One’s visibility bank account can be built up over time using a host of different techniques. Absence from the club doesn’t make one invisible if the visibility bank account is healthy but every absence is a withdrawal from the checking account. Too many withdrawals and you enter into deficit spending. Boards and managers need to understand visibility, how to get it, how to leverage it, how to grow it. Rope it in and use it as a workhorse. Ignore it and prepare for a ravaging by your own personal junkyard dog.
Gregg Patterson became the General Manager of The Beach Club in 1982 and spent 34 glorious years as their GM, stepping aside for the “next generation” and his next adventure as a full time speaker and writer with his new company “Tribal Magic!!!” in 2016.
Gregg has been a featured presenter at various club management seminars, assistant manager conferences and hospitality forums around the world; teaches club management courses at BMI-II and BMI-V; was an Adjunct Professor in the Collins School of Hospitality Management at Cal Poly University, Pomona for fourteen years; and is a visiting lecturer at various universities both in the states and around the world.
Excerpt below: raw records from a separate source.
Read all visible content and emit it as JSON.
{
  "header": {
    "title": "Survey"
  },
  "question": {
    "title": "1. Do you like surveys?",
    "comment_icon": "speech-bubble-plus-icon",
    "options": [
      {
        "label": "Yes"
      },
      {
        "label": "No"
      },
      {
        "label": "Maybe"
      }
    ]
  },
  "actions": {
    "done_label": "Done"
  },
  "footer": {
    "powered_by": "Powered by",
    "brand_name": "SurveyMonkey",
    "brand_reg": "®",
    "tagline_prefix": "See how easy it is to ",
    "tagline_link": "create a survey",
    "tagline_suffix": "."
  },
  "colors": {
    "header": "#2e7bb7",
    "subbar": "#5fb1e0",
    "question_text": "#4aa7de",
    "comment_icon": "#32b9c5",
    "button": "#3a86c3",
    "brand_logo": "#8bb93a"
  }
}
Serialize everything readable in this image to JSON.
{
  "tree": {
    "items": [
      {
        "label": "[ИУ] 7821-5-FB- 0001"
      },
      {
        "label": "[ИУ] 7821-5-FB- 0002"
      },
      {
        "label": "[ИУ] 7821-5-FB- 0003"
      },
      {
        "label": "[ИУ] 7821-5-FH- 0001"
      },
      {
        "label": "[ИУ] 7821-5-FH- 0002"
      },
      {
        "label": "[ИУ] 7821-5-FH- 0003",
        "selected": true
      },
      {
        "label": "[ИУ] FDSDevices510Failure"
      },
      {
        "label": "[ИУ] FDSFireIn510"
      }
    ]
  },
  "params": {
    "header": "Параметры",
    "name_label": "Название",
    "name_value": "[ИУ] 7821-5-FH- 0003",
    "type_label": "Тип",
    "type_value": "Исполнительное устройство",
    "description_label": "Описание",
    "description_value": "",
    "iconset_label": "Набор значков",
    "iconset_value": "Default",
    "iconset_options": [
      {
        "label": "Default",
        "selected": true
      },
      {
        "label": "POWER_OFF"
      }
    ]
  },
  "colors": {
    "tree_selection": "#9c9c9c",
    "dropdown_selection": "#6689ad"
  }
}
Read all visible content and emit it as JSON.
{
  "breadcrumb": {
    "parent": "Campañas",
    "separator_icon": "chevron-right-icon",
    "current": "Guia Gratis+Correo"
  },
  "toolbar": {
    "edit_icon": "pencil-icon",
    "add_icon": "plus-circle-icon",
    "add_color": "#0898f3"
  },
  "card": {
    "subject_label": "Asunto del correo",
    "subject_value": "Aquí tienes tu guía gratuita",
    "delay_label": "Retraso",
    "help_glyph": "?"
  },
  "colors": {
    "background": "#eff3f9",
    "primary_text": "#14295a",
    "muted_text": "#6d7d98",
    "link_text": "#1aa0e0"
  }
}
Gregg also writes for Board Room magazine, Club Management magazine, Club Management Perspectives, Golf Retailing magazine and The St. Andrews Management Center and is the author of Reflections on the Club Experience, an anthology of essays on club cultures and operations. In acknowledgement of his efforts as an educator in both the university and the corporate worlds, he was awarded the 2002 Gary Player Private Club Educator of the Year Award by Board Room magazine, the Club Executive of the Year by the Club Management Association of America in 2015, the Lifetime Achievement Award by the Asian Pacific Hospitality Summit in 2015 and the 2015 Board Room magazine Award of Dedication “for his timeless, energetic and dedicated service to the private club industry.”